One of the things Connie Stiles would remember about the day her son died was how routine it was. Treadmill. Starbucks. Late for work. Run home. Let the dog out. McDonald's. Game time.
It was Thursday, October 28, the last day of the Spring Hill High School football season. Stiles' son, Nathan, played running back and linebacker for the Broncos, whose home field is carved out of a cornfield south of Olathe. He had dark hair, broad shoulders and an easy smile, traits that helped crown him homecoming king earlier in the season.
As Stiles raced to make her son's game that evening, Nathan and his teammates traveled 20 miles south on K-7 to Osawatomie High School. The stakes were low: The two teams began the night with identical 1-7 records.
As if trying to make up for a season's worth of futility, both teams kept scoring. Nathan, a 17-year-old senior, ran for two touchdowns in the first quarter, which ended with Spring Hill leading 32-30.
A forgettable season was building toward an epic conclusion. But late in the first half, Stiles noticed Nathan "walking off the field kind of funny." Down on the sidelines, her son complained to an assistant coach, "My head is really hurting." He took a seat on the bench, but then he stood up and collapsed.
The 911 call went out at 8:23 p.m. After making her way to the field, Stiles watched her son raise his left arm before the helicopter airlifted him to the University of Kansas Medical Center. She and her husband, Ron, then made an excruciating drive to Kansas City, Kansas.
Surgeons tried to stop the bleeding in Nathan's brain as the hospital's waiting room filled. Nathan was active in a church youth group and popular at school.
But Nathan never regained consciousness. Doctors took him off life support around 4 a.m.
Suspicion turned immediately to a concussion that Nathan had sustained three weeks before, in the school's homecoming game.
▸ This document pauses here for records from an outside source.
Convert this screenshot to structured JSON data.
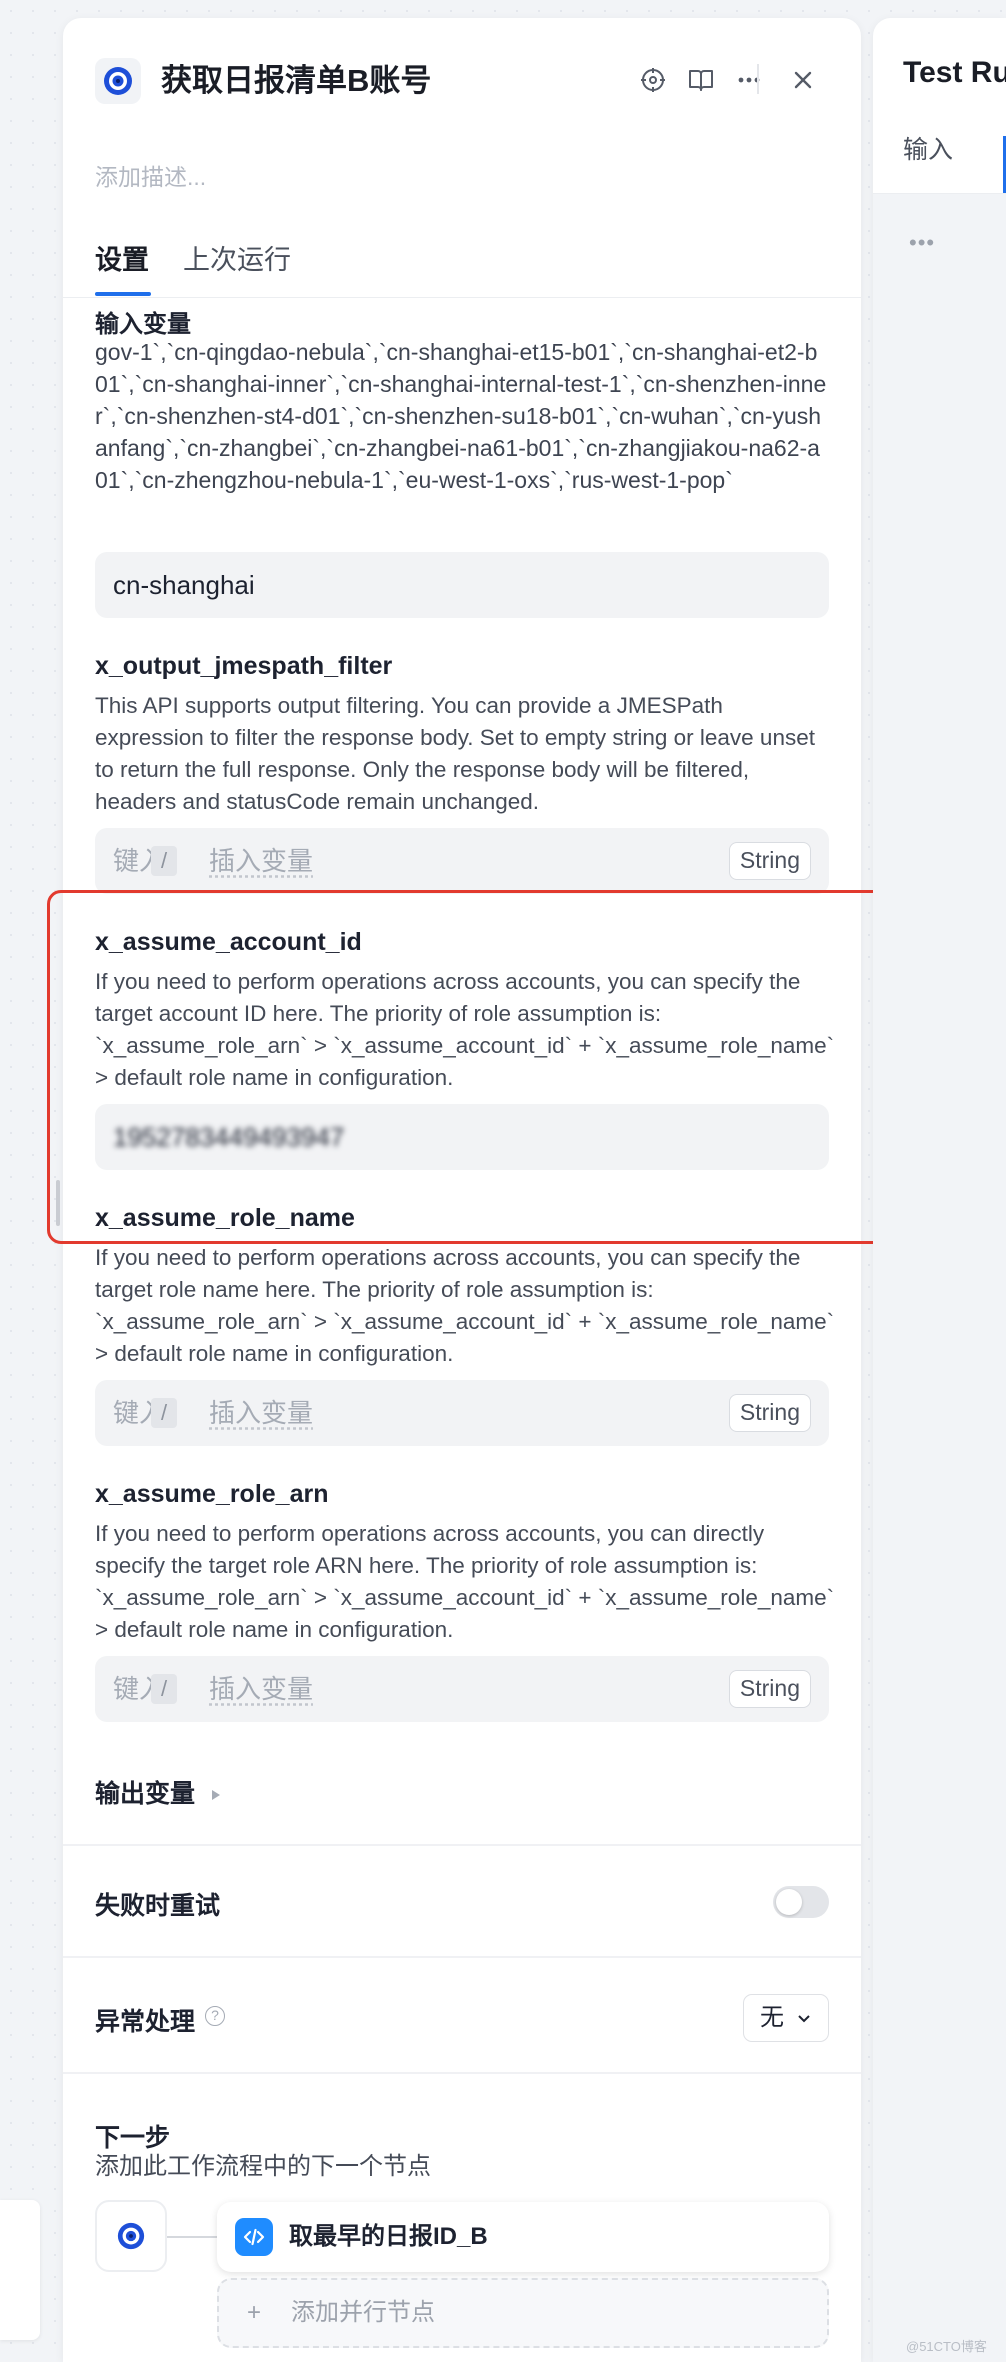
{
  "node": {
    "title": "获取日报清单B账号",
    "description_placeholder": "添加描述..."
  },
  "tabs": [
    {
      "label": "设置",
      "active": true
    },
    {
      "label": "上次运行",
      "active": false
    }
  ],
  "input_section": {
    "heading": "输入变量",
    "enum_text": "gov-1`,`cn-qingdao-nebula`,`cn-shanghai-et15-b01`,`cn-shanghai-et2-b01`,`cn-shanghai-inner`,`cn-shanghai-internal-test-1`,`cn-shenzhen-inner`,`cn-shenzhen-st4-d01`,`cn-shenzhen-su18-b01`,`cn-wuhan`,`cn-yushanfang`,`cn-zhangbei`,`cn-zhangbei-na61-b01`,`cn-zhangjiakou-na62-a01`,`cn-zhengzhou-nebula-1`,`eu-west-1-oxs`,`rus-west-1-pop`",
    "region_value": "cn-shanghai"
  },
  "fields": [
    {
      "name": "x_output_jmespath_filter",
      "description": "This API supports output filtering. You can provide a JMESPath expression to filter the response body. Set to empty string or leave unset to return the full response. Only the response body will be filtered, headers and statusCode remain unchanged.",
      "placeholder_left": "键入",
      "placeholder_slash": "/",
      "placeholder_right": "插入变量",
      "type": "String"
    },
    {
      "name": "x_assume_account_id",
      "description": "If you need to perform operations across accounts, you can specify the target account ID here. The priority of role assumption is: `x_assume_role_arn` > `x_assume_account_id` + `x_assume_role_name` > default role name in configuration.",
      "value": "1952783449493947"
    },
    {
      "name": "x_assume_role_name",
      "description": "If you need to perform operations across accounts, you can specify the target role name here. The priority of role assumption is: `x_assume_role_arn` > `x_assume_account_id` + `x_assume_role_name` > default role name in configuration.",
      "placeholder_left": "键入",
      "placeholder_slash": "/",
      "placeholder_right": "插入变量",
      "type": "String"
    },
    {
      "name": "x_assume_role_arn",
      "description": "If you need to perform operations across accounts, you can directly specify the target role ARN here. The priority of role assumption is: `x_assume_role_arn` > `x_assume_account_id` + `x_assume_role_name` > default role name in configuration.",
      "placeholder_left": "键入",
      "placeholder_slash": "/",
      "placeholder_right": "插入变量",
      "type": "String"
    }
  ],
  "output_section": {
    "label": "输出变量"
  },
  "retry": {
    "label": "失败时重试",
    "enabled": false
  },
  "error_handling": {
    "label": "异常处理",
    "help": "?",
    "value": "无"
  },
  "next_step": {
    "heading": "下一步",
    "description": "添加此工作流程中的下一个节点",
    "next_node_label": "取最早的日报ID_B",
    "add_parallel_plus": "+",
    "add_parallel_label": "添加并行节点"
  },
  "right_panel": {
    "title": "Test Ru",
    "tab": "输入",
    "dots": "•••"
  },
  "watermark": "@51CTO博客",
  "colors": {
    "accent": "#1f6feb",
    "highlight_box": "#e23a2e",
    "code_node": "#1f8cff"
  }
}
He sat out two games and was cleared to play October 22.
A cause of death has not been released. But high school football players who died in similar circumstances provide a clue. A rare phenomenon called "second impact syndrome" occurs when an athlete suffers a head injury before a previous concussion's symptoms — headache, blurred vision, difficulty concentrating — have fully subsided. Even a minor hit can cause rapid, and almost always fatal, brain swelling. Teenagers, their brains not fully developed, are most vulnerable.
Nathan's parents were models of courage in the days after his death. Connie Stiles threw herself into a project to bring young people closer to God by making sure students who attended a memorial service at the school were offered free Bibles. Ron Stiles told the mourners — among them Nathan's teammates, whose jerseys were tucked into dress pants — that the family was not looking for anyone to blame. "This event was no one's fault," he said, resisting the impulse to cope with tragedy by assigning liability.
Ron and Connie Stiles said they wanted their son's example to promote concussion safety. "If you're not well, get well," Ron Stiles told the students at the memorial service.
As it happened, football's capacity to damage brains was already on America's mind when Nathan collapsed. Earlier that week, the National Football League had fined three players a total of $175,000 for a Sunday's worth of violent hits. Stomach-turning video of players launching themselves into one another aired on ESPN for days.
Along with serving as a deterrent, the fines were part of a PR campaign to prove that the league was taking its concussion crisis seriously. The NFL has given $1 million to fund the research of chronic traumatic encephalopathy (CTE), a sort of trauma-induced Alzheimer's disease. The first case was found in Mike Webster, the former Chiefs center who won four Super Bowl rings with the Pittsburgh Steelers. Webster, who finished his playing career in Kansas City, was sleeping in the Pittsburgh Amtrak station at the time of his death at age 50.